The classic “timing vs. time in” debate

timing Quite frequently I get asked how I think about potentially investing at the top of the market with an inevitable market crash (ala GFC) around the corner. The one thing I agree with is that a market crash is inevitable, but that’s about it. I didn’t bother calculating historically how many all-time highs the market achieved as the point would be moot given we know how the market has evolved and grown in the long-term.

It’s true that if you did invest at the peak of the market, it’s possible you’ll suffer poor returns for a significant period of time. For example, if you invested $1000 in the market index in 1929, you would not have broken-even until 1955. Timing the market is difficult, and I believe it can be quite costly. So how do you mitigate such a scenario? The benefit of asset allocation and stock diversification is well preached, but often forgotten is the element of time diversification. There is no better example of time diversification than with a pure, disciplined dollar cost averaging strategy – that is, you continuously invest a fixed sum each month into the market, whether it goes up or down.
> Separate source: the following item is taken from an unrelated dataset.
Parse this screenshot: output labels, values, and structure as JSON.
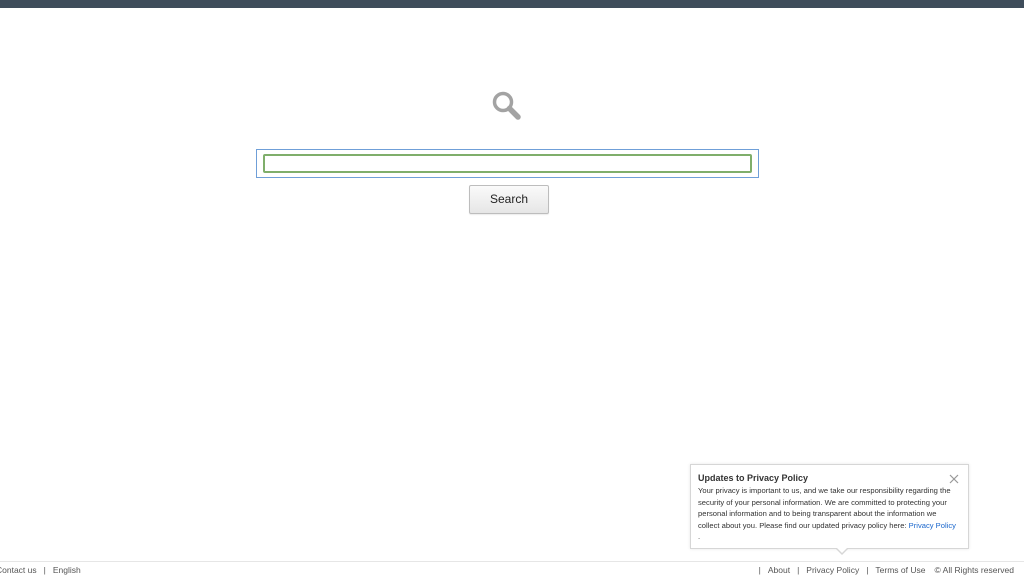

So to bring the point home, let’s assume our investment journey began in January 2007 – a full 18 months before the GFC went into full force. To put some context around January 2007:
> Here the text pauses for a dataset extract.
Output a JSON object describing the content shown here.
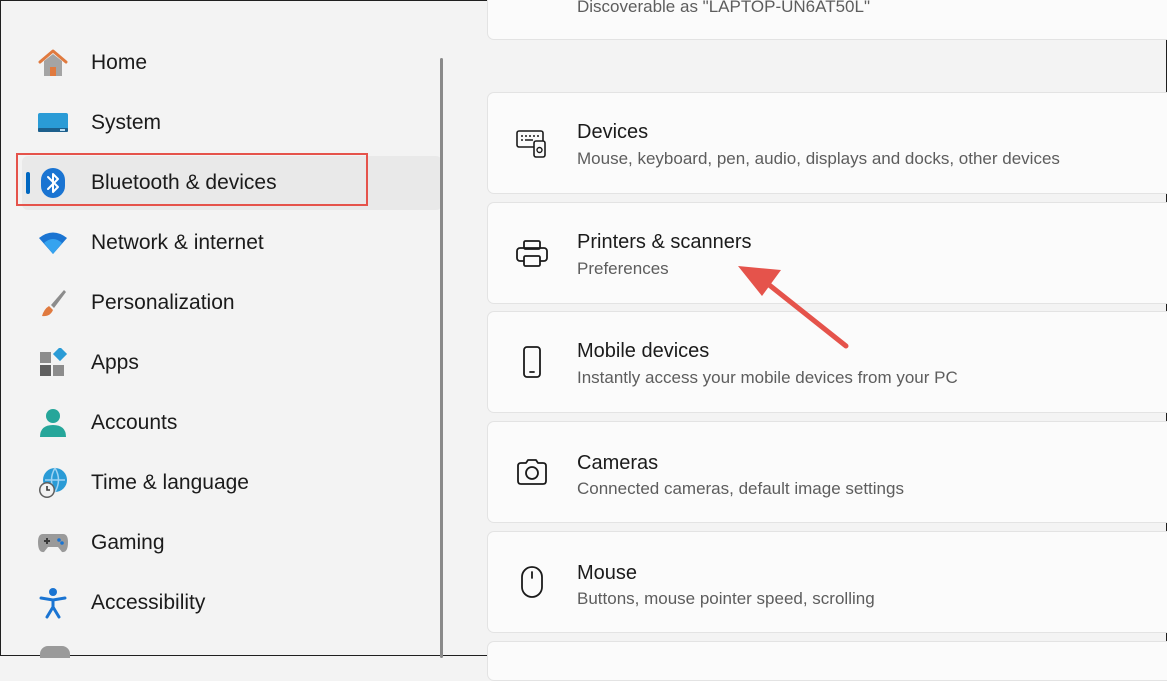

  • S&P500 was up a healthy 13.6% in 2006 and trading at 15x forward P/E
  • GDP came in at 2.7% growth for the full year of 2006
  • US unemployment rate was 4.60% as a 1 Jan 2007
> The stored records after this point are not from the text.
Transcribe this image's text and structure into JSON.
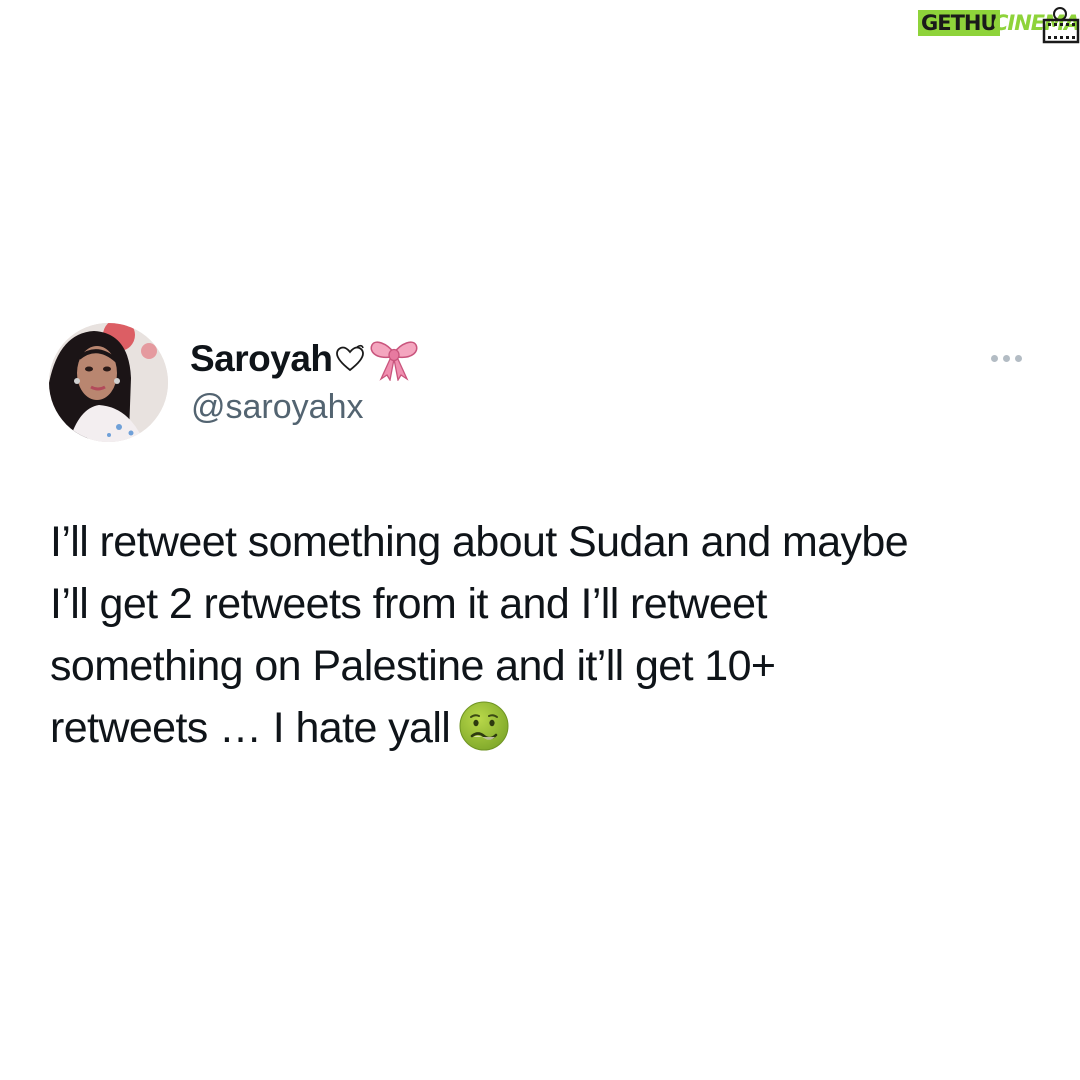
{
  "watermark": {
    "left_text": "GETHU",
    "right_text": "CINEMA",
    "accent_color": "#8ed33a"
  },
  "tweet": {
    "display_name": "Saroyah",
    "name_emojis": [
      "white-heart-icon",
      "ribbon-bow-icon"
    ],
    "handle": "@saroyahx",
    "more_icon": "more-options-icon",
    "text_lines": [
      "I’ll retweet something about Sudan and maybe",
      "I’ll get 2 retweets from it and I’ll retweet",
      "something on Palestine and it’ll get 10+",
      "retweets … I hate yall"
    ],
    "trailing_emoji": "nauseated-face-icon",
    "colors": {
      "text": "#0f1419",
      "secondary": "#536471",
      "more_dots": "#b3bcc4",
      "background": "#ffffff"
    }
  }
}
Here’s the chart of what a dollar cost averaging strategy on a range of stocks (from high growth to defensive staples) would yield over the next 5 years (can you spot the GFC?). As a comparison point, I’ve overlayed cash invested at 2%p.a. interest compounding monthly.

DCA chart.JPG


The key takeaways are:

  1. If you have the luxury of investing with a long-term horizon, use it
  2. If you can’t predict the next crash then you should time-diversify with a consistent, disciplined approach
  3. Buying quality companies with sound future prospects is more important than picking the bottom


10 Years Ago…

“One billion customers – can anyone catch the cell phone king?” – Forbes 2007

…who could’ve imagined that Nokia, which at one point accounted for 4% of Finland’s GDP, 21% of its exports and 70% of the Helsinki Exchange’s market capitalization would now be a largely defunct company?

We believe that imagination is a key ingredient to investing for the future – how do you see the world in 5, 10, 50 years and how do you want to be positioned to take advantage? Our advice: Invest with a lack of imagination at your own peril.


Investing is a Loser’s Game

pokerI’ve met very few highly successful stock market “investors” or “traders” and I could not help but notice a very specific pattern as to why most people fail to make money investing in stocks. We all seem to understand that the stock market goes up over time (with a long-run average return of 9% p.a.) but yet many individuals fail to even achieve the market average or worse yet, erode their capital. So let’s look as to why…
Continue reading “Investing is a Loser’s Game”